• WHAT THE TASK ASKS:
Nothing but the lines from the one containing "What data populates" through the end of the data below should appear in the answer, each exact and free of pictures.

• RECORDS SHOWN:
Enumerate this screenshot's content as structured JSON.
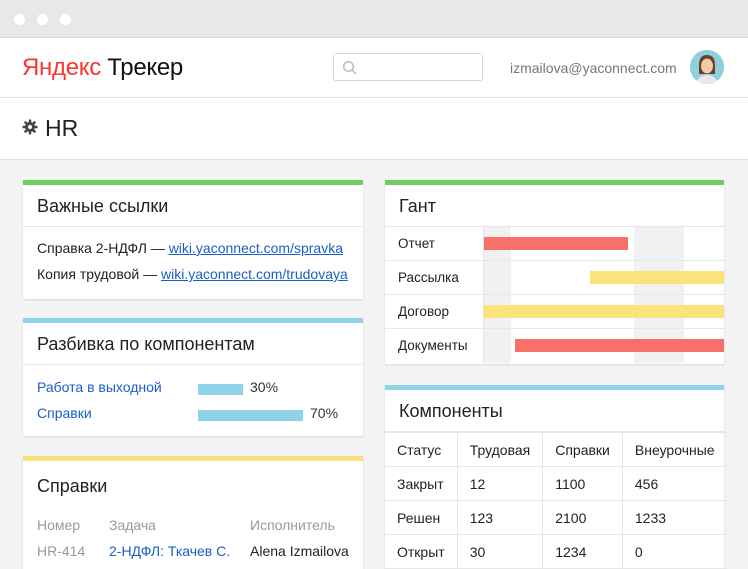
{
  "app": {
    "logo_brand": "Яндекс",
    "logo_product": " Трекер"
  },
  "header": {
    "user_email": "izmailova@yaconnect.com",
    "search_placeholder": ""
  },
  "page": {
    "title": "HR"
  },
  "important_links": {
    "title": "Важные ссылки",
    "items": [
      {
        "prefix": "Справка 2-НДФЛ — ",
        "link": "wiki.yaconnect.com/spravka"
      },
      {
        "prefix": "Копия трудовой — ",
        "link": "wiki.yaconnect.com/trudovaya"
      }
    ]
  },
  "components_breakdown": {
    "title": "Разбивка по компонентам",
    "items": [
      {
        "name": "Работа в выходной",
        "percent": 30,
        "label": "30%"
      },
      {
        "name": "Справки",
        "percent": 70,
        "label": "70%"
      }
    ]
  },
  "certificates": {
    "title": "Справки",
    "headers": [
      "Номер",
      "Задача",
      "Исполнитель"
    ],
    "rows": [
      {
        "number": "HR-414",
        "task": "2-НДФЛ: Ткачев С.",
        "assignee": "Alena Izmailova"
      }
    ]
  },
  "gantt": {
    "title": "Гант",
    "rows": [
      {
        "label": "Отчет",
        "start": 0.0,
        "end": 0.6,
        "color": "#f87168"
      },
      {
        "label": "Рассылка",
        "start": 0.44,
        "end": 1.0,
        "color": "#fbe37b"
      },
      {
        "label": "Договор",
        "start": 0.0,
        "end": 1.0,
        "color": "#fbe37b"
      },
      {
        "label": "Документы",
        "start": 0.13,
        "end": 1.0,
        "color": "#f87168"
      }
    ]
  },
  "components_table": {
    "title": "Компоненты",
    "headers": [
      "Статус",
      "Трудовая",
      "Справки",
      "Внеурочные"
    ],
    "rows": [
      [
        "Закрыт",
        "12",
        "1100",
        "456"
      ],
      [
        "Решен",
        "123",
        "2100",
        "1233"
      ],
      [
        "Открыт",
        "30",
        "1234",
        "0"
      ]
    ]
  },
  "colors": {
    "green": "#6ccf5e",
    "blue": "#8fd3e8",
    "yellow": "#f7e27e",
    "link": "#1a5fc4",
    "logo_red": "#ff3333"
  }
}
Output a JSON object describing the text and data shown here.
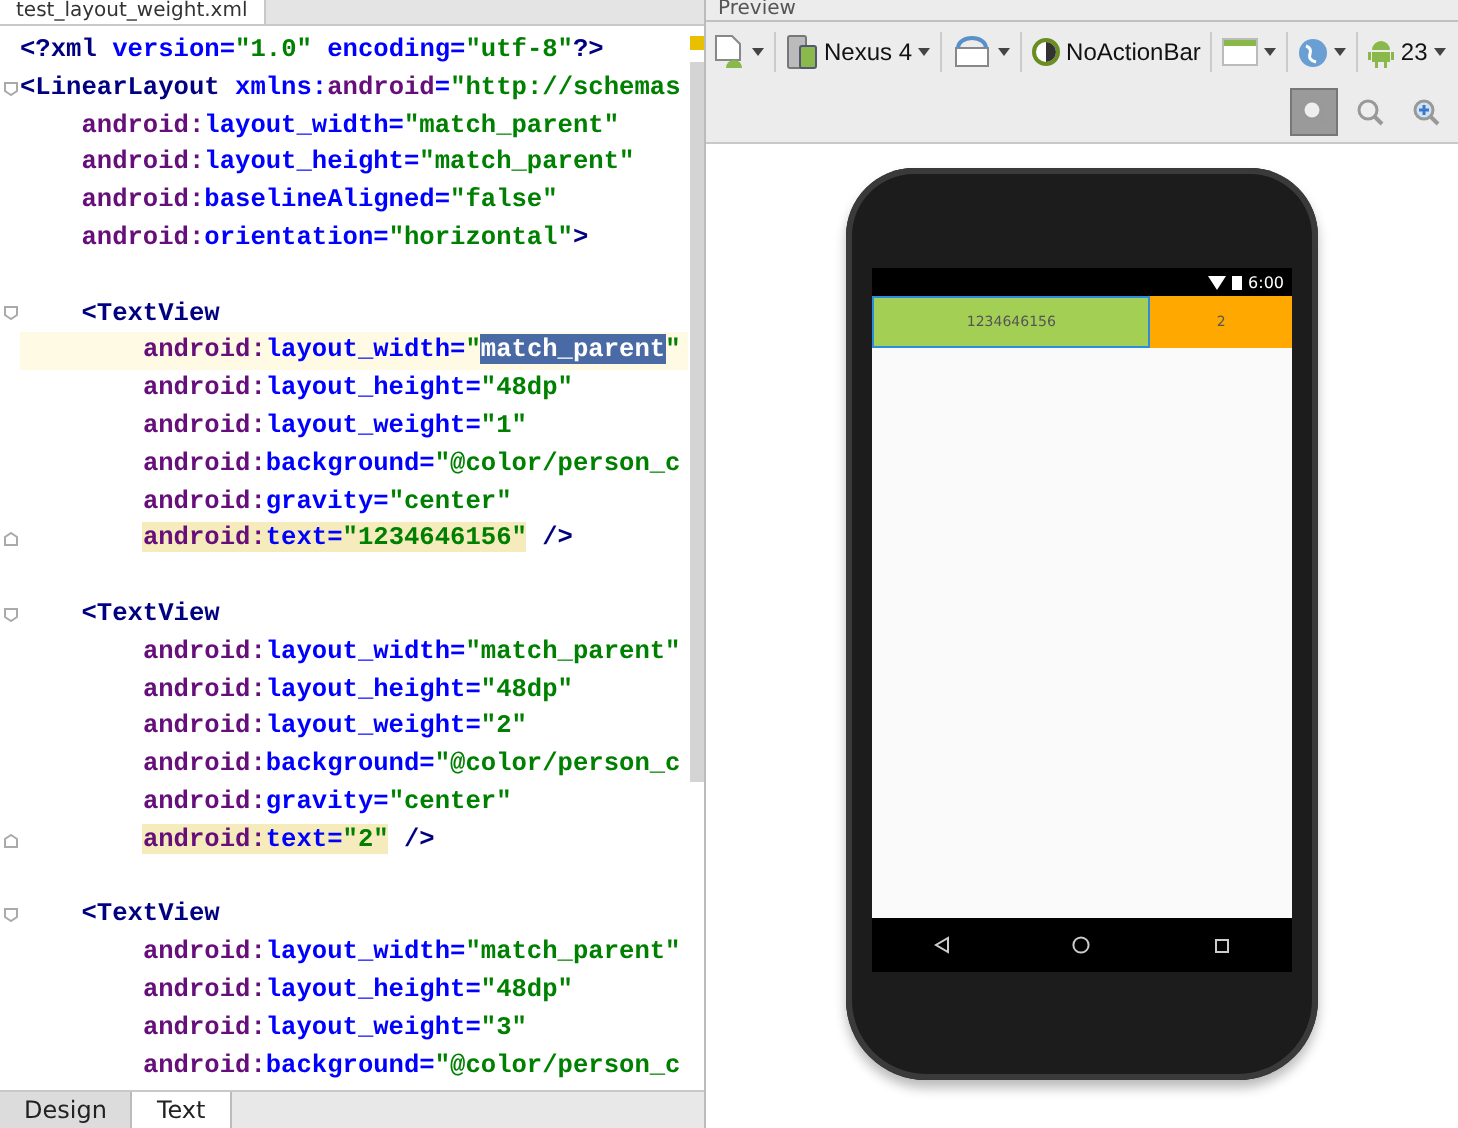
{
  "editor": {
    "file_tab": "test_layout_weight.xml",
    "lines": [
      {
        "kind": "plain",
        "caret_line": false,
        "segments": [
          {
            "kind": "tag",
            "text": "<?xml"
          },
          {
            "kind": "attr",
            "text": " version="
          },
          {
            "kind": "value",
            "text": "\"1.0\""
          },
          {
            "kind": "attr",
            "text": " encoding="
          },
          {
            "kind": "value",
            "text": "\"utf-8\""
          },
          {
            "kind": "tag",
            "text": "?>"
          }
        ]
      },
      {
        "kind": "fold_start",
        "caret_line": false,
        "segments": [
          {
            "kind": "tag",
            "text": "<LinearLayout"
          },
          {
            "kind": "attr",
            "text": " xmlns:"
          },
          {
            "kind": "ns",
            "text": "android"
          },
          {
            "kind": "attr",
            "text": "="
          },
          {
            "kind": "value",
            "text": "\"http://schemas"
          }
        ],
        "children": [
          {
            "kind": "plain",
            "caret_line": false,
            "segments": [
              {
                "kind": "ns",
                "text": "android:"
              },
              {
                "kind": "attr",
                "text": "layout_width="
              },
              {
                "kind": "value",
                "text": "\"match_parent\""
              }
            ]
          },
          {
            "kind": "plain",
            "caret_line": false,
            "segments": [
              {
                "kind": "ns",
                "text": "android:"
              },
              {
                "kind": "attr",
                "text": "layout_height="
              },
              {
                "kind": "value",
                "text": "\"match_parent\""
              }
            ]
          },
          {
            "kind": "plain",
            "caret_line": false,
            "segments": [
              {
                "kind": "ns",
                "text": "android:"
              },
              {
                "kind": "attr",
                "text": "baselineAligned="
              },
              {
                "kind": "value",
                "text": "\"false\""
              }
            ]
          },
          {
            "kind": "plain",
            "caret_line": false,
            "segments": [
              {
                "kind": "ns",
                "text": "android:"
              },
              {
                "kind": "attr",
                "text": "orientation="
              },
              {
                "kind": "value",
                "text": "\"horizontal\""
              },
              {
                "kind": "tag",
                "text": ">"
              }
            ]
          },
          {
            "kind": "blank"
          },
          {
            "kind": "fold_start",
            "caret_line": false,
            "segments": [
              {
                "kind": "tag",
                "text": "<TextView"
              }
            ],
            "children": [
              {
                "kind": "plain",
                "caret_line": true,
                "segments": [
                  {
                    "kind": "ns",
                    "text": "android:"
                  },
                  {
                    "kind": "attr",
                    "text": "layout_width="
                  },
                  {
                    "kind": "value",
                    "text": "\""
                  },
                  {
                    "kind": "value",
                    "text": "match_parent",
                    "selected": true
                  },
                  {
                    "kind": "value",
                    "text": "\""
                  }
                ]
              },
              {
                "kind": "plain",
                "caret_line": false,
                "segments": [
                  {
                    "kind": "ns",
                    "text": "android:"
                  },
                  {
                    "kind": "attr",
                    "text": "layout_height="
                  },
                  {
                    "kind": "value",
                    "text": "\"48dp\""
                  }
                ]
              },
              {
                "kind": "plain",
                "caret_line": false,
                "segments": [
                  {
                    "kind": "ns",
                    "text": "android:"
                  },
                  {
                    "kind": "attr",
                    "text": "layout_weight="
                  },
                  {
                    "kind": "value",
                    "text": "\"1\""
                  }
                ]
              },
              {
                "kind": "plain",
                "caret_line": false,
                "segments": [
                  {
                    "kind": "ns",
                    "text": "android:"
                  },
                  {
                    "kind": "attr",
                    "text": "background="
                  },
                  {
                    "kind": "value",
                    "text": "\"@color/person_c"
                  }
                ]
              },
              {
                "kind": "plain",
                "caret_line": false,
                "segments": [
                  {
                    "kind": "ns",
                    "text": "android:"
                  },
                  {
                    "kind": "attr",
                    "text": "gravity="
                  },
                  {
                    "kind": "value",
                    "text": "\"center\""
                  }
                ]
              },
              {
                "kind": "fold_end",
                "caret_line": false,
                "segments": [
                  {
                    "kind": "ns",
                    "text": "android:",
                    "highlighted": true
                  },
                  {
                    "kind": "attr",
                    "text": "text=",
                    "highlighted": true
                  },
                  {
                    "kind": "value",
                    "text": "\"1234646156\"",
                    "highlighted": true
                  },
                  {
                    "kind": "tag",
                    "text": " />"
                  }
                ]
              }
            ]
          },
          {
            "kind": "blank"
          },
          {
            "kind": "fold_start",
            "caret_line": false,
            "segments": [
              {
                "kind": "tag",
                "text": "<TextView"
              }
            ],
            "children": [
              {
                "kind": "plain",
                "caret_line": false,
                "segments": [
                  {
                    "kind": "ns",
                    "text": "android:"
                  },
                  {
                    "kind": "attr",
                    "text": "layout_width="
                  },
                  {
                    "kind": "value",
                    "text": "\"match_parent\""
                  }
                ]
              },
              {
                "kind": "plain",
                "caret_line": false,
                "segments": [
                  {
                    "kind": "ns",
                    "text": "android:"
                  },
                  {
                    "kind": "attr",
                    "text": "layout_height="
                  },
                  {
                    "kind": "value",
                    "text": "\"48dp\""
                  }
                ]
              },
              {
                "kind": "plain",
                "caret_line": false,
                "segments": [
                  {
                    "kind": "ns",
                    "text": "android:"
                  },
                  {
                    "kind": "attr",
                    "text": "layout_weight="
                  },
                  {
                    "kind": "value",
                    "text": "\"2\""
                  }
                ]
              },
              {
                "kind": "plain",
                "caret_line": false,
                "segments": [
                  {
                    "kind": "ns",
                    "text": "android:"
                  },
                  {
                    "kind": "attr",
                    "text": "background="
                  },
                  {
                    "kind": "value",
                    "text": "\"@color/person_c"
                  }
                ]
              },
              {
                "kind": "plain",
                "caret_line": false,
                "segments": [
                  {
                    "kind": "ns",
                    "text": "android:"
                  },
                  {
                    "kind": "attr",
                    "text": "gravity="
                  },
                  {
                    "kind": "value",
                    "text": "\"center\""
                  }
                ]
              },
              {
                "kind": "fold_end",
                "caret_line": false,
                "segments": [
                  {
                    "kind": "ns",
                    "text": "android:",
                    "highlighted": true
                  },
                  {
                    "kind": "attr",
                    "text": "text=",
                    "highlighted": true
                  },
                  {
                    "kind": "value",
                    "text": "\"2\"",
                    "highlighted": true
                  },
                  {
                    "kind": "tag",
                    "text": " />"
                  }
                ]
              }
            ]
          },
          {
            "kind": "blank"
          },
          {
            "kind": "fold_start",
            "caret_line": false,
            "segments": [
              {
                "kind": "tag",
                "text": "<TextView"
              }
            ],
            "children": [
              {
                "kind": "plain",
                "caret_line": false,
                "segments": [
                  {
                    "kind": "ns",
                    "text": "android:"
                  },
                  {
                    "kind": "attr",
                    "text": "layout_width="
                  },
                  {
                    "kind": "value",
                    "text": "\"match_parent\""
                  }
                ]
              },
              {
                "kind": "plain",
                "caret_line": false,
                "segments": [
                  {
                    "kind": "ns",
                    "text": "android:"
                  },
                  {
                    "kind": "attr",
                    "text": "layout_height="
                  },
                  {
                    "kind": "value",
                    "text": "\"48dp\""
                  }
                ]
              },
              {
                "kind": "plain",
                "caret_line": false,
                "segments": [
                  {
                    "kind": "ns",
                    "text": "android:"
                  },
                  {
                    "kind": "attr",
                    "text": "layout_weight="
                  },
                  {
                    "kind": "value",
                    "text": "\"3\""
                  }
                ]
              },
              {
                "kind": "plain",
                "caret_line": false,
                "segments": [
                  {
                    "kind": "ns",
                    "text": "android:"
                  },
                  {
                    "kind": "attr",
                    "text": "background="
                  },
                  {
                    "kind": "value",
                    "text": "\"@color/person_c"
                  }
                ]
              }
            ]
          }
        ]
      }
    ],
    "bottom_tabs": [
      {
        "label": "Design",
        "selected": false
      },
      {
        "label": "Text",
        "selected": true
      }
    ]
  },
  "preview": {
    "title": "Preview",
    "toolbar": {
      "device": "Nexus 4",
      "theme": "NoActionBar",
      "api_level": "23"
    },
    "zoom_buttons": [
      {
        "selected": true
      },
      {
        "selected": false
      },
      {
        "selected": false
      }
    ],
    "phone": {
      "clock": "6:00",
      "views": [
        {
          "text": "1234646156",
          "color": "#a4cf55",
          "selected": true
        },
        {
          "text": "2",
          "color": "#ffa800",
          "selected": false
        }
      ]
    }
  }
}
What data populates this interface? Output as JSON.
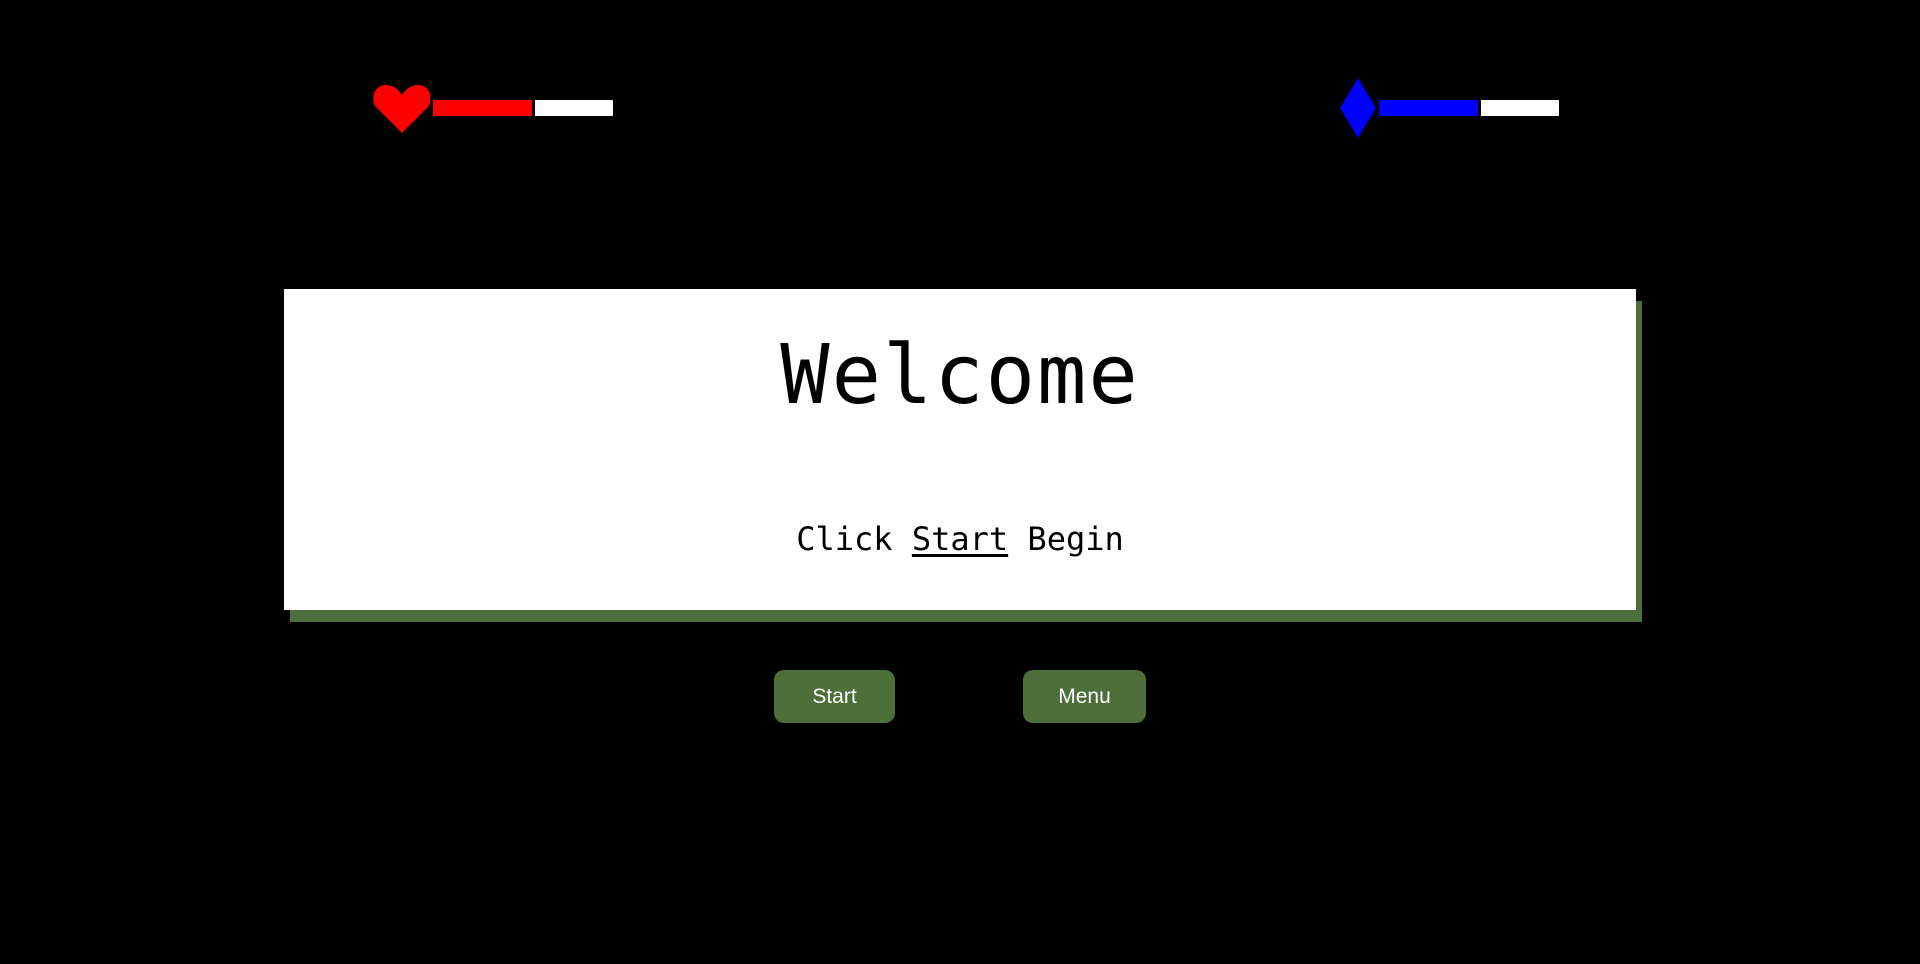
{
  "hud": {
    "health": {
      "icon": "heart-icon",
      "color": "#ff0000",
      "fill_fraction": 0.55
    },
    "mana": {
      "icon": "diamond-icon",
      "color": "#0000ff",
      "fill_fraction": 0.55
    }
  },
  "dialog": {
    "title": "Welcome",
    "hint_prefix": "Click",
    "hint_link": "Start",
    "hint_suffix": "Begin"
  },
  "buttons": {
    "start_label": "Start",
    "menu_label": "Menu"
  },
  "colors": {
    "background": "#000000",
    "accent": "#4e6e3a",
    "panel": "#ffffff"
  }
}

• SOLVED EXERCISE:
What data populates this interface? Output as JSON.
{
  "hud": {
    "health": {
      "icon": "heart-icon",
      "color": "#ff0000",
      "fill_fraction": 0.55
    },
    "mana": {
      "icon": "diamond-icon",
      "color": "#0000ff",
      "fill_fraction": 0.55
    }
  },
  "dialog": {
    "title": "Welcome",
    "hint_prefix": "Click",
    "hint_link": "Start",
    "hint_suffix": "Begin"
  },
  "buttons": {
    "start_label": "Start",
    "menu_label": "Menu"
  },
  "colors": {
    "background": "#000000",
    "accent": "#4e6e3a",
    "panel": "#ffffff"
  }
}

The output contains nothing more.